David Noble, Group Chief Executive Officer at the Chartered Institute of Purchasing & Supply, said: “The construction industry’s strong performance continued unabated in September, sending out a reassuring message about the underlying health of the UK economy.

“As a sector, construction is sensitive to changes in economic fortune, so the fact that we are witnessing sustained growth bodes well as we enter the final quarter of 2014.

“The rise in commercial activity was the second-fastest since the summer of 2007 and could be the most telling as it represents businesses’ willingness to invest; they are putting their money where their mouth is.

“ However, pressure points in the industry are becoming ever more acute as suppliers race to catch up after years of caution and capacity cutting.

“This is borne out in supply chain bottlenecks as a result of strong demand for construction materials, a squeeze on subcontractor availability and the lengthening of vendor delivery times.

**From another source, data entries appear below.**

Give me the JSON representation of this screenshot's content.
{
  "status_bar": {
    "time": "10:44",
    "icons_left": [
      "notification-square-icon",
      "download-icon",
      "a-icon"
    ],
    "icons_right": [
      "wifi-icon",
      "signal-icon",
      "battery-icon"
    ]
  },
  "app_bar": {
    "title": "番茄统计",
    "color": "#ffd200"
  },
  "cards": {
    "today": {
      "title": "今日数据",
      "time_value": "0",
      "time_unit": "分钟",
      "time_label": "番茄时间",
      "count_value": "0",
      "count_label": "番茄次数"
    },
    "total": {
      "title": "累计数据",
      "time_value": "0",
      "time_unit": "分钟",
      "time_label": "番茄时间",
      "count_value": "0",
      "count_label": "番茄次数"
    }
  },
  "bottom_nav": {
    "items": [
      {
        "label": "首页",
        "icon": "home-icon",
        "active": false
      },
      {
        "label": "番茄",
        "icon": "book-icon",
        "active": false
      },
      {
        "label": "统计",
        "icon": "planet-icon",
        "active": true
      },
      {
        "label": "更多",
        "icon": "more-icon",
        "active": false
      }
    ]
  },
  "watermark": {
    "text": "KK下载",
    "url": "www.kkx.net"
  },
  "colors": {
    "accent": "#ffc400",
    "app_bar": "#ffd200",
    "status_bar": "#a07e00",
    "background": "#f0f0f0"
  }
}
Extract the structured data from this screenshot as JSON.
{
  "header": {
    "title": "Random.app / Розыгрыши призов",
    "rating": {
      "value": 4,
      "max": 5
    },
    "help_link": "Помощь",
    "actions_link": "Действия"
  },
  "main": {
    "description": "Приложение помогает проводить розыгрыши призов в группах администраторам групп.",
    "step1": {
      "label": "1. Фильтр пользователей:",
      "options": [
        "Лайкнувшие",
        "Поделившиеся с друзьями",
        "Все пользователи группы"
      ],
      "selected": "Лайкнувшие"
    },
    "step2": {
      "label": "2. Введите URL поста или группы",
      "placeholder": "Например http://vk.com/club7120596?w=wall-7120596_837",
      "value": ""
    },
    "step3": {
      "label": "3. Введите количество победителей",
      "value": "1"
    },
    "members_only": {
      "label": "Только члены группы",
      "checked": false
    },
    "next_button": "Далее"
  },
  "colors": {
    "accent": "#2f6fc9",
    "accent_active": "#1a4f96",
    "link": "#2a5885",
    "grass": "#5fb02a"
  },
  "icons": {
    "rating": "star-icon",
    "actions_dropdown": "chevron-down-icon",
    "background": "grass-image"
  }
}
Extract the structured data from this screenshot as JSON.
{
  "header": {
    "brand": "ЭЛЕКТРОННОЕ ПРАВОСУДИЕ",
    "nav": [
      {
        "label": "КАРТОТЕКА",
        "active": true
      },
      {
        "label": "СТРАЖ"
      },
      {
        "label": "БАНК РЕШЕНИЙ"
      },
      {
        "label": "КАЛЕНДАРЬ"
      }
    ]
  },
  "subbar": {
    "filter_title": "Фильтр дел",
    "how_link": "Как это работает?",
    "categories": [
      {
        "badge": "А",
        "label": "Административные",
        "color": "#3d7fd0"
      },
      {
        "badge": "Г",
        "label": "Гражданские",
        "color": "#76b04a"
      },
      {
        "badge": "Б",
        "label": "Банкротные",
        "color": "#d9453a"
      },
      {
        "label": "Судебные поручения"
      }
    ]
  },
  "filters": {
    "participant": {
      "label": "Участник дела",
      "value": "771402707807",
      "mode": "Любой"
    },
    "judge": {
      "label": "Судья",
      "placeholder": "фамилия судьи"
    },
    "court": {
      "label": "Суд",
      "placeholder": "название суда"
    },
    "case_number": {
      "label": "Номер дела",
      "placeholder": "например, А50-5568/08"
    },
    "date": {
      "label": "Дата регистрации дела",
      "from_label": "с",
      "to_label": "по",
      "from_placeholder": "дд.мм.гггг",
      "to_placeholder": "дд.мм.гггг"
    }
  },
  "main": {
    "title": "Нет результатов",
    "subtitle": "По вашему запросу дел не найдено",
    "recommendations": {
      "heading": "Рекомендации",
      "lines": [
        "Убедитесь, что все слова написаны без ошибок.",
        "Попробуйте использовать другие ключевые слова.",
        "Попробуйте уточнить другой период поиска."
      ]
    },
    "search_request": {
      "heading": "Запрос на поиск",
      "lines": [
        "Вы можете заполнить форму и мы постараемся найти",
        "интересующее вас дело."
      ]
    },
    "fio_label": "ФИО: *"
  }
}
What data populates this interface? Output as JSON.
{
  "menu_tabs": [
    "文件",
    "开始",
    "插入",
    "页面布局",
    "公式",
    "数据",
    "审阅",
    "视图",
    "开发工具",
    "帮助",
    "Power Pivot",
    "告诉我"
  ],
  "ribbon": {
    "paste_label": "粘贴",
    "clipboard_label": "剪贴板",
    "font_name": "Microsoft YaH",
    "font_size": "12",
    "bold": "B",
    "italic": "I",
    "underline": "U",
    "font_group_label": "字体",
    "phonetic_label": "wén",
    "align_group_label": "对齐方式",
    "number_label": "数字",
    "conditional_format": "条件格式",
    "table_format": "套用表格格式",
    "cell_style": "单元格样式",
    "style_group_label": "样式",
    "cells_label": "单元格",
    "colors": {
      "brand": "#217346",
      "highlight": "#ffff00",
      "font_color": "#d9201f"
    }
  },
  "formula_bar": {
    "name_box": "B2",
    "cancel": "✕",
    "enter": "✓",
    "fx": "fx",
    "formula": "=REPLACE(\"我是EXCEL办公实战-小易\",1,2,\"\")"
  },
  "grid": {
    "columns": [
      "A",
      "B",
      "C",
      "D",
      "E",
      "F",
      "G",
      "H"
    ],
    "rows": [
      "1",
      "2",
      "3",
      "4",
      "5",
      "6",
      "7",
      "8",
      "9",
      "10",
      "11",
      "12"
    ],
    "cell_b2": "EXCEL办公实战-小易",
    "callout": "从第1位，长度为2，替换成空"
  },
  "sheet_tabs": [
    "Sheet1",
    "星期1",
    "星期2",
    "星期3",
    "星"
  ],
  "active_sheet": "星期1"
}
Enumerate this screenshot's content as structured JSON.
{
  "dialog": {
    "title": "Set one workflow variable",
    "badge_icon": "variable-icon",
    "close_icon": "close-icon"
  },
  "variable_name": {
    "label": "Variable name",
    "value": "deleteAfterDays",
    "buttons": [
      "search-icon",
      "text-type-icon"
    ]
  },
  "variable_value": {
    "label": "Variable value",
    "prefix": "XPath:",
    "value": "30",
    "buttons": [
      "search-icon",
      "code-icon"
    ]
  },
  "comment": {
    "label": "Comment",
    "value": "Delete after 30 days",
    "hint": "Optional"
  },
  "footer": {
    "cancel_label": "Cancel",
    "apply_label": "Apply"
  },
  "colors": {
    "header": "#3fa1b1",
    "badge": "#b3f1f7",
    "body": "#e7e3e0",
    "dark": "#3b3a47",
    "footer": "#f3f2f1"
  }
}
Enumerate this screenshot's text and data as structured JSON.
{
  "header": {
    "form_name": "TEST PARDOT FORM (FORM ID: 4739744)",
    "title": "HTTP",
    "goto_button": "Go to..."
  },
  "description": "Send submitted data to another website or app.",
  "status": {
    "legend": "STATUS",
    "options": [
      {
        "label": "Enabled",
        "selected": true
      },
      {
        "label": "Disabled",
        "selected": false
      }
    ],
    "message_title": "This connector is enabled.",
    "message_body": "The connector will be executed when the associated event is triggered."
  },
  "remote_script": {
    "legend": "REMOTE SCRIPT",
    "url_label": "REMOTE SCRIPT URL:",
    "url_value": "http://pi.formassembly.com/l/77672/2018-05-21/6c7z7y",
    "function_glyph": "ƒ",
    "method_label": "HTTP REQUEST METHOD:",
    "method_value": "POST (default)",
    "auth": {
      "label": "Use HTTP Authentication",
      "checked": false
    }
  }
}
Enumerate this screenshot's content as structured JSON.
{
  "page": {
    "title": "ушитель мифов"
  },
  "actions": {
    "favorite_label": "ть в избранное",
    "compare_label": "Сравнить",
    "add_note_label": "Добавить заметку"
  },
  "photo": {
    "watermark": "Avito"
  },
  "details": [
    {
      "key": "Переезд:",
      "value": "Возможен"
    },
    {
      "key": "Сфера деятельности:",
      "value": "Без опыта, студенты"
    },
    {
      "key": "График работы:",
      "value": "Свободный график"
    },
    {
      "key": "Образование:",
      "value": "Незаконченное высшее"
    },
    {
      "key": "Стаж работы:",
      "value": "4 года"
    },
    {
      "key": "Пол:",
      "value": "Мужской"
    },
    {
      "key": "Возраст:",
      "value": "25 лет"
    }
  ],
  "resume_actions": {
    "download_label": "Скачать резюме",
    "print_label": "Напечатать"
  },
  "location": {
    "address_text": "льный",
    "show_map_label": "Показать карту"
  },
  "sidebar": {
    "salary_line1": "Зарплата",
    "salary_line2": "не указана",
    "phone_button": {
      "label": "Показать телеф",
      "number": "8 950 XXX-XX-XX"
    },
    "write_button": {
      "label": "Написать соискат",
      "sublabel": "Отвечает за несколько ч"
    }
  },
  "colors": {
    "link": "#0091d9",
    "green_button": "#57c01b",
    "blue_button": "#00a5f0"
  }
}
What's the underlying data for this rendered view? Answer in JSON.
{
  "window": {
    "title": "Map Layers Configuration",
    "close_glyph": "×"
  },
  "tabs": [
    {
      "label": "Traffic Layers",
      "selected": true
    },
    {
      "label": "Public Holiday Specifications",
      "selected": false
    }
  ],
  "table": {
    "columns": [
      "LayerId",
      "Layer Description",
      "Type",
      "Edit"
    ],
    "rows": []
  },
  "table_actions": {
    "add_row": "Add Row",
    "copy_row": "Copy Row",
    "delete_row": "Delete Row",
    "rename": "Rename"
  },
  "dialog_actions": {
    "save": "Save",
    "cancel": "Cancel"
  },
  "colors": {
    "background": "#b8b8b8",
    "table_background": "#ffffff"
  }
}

“Years of caution may now impede the sector’s performance if suppliers cannot restock and hire at a speed that demand requires. ”
Top 10-ranked house builder Miller Homes is planning to float on the London stock exchange.

The house builder will be spun out of the main Miller Group, which will continue to run its mining and development business under chief executive officer Keith Miller.

Miller Homes will sell at least 40% of its shares on the open market, hoping to raise £140m to reduce debt and fund growth.

It is understood a flotation is being targeted for late October/early November with the hope of valuing the publicly-listed house builder at around £450m.

Miller Homes’ board believes there is scope to raise completions from around 1,700 a year to 2,750 with very little impact on existing overhead levels.

The Miller Group completed a £160m refinancing deal in March 2012 with US investment giant Blackstone, which took a majority stake in the firm.

Since then the house building arm has been able to invest in land and restored margins to 11.5% this year.

In the first half of this year, the housing business delivered a £19m operating profit on sales of nearly £170m.

Keith Miller completed the sales of Miller Group’s loss-making construction business this summer,setting the stage for the homes arm to be floated.

Chris Endsor, chief executive officer of Miller Homes, said: “Our distinctive focus and deep knowledge of the regions in which we operate, together with our large and well-located strategic land bank, position Miller Homes to drive strong and sustainable growth and to benefit from the continued recovery in these regional markets.

“It is an excellent time to be operating in the house building sector, with demand for new housing continuing to grow supported by improving macroeconomic conditions and mortgage market and a more favourable planning environment.

“We are proud of what we have achieved so far and look forward to developing our business and creating value for our new stakeholders as a publicly listed company.”

Miller Homes was founded in Edinburgh in 1934 as part of James Miller and Partners.

In the late 1990s and 2000s, Miller Homes acquired several smaller house builders to expand the business.

This included the acquisition of Cussins Homes in 1999, Birch Homes and the Yorkshire region of Crest Nicholson both in 2000, and the purchase of Fairclough Homes in 2005.

By 2006 Miller Homes was delivering 3,960 units per annum from nine operating regions.

But the 2008 housing crash forced the parent group to recapitalise two years ago, attracting new equity investment.

This allowed Miller Homes to recommence land acquisitions and build up a land bank of 9,000 consented plots and strategic land of 16,500 plots..